Factors that influence the effectiveness of conversation training for people with aphasia: who benefits most and which tasks really help people to learn new strategies?
This guide provides information about why someone might not survive a stroke, and the emotional impact on family and carers. Plus a list of useful resources to help you with practical issues such as how to register a death, finding professional counselling services, and support for bereaved children.
Life After Stroke Services FAQ page.
At the Stroke Association, we support people to make the best possible recovery following a stroke. One of the ways we can help is through offering financial support to those most in need. These are our Life After Stroke Grants.
In the UK, there are over 500 stroke clubs and groups providing support to around 16,000 people affected by stroke. These groups offer social support, promote independence and reduce the risk of isolation.
Colchester Stroke Recovery Service provides high quality information, practical advice and emotional support following a stroke. Whether you are a stroke survivor, carer or family member, we will begin working with you after a stroke. We will continue to provide the support you need, both at home and in the wider community.
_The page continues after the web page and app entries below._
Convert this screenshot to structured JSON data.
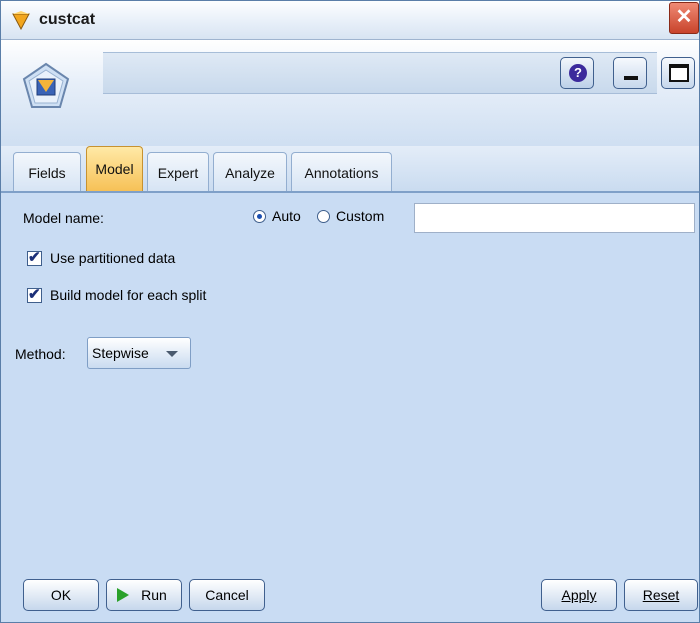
{
  "window": {
    "title": "custcat",
    "close_label": "✕"
  },
  "header": {
    "help_label": "?",
    "minimize_label": "",
    "maximize_label": ""
  },
  "tabs": [
    {
      "label": "Fields",
      "active": false
    },
    {
      "label": "Model",
      "active": true
    },
    {
      "label": "Expert",
      "active": false
    },
    {
      "label": "Analyze",
      "active": false
    },
    {
      "label": "Annotations",
      "active": false
    }
  ],
  "model": {
    "model_name_label": "Model name:",
    "auto_label": "Auto",
    "custom_label": "Custom",
    "selected_name_mode": "Auto",
    "custom_name_value": "",
    "use_partitioned_label": "Use partitioned data",
    "use_partitioned_checked": true,
    "build_each_split_label": "Build model for each split",
    "build_each_split_checked": true,
    "method_label": "Method:",
    "method_value": "Stepwise"
  },
  "footer": {
    "ok_label": "OK",
    "run_label": "Run",
    "cancel_label": "Cancel",
    "apply_label": "Apply",
    "reset_label": "Reset"
  },
  "colors": {
    "panel_bg": "#c9dcf3",
    "active_tab": "#f6c055",
    "run_icon": "#2aa12a",
    "close_button": "#c8432b"
  }
}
Bracknell Stroke Recovery Service provides high quality information, practical advice and emotional support following a stroke. Whether you are a stroke survivor, carer or family member, we will begin working with you after a stroke. We will continue to provide the support you need, both at home and in the wider community.
If you or someone you care about has had a stroke, our service can provide advice and support to help stroke recovery. We’ll work with you and people you care about to identify your support needs and plan how these will be met, enabling you to make the best possible recovery.
Our core service provides high quality information, emotional support and practical advice in the aftermath of a stroke. We begin working with a stroke survivor and their family immediately following a stroke, and will continue to provide the support people need, for as long as they need it – in hospitals and care homes, within their own homes and back into the community.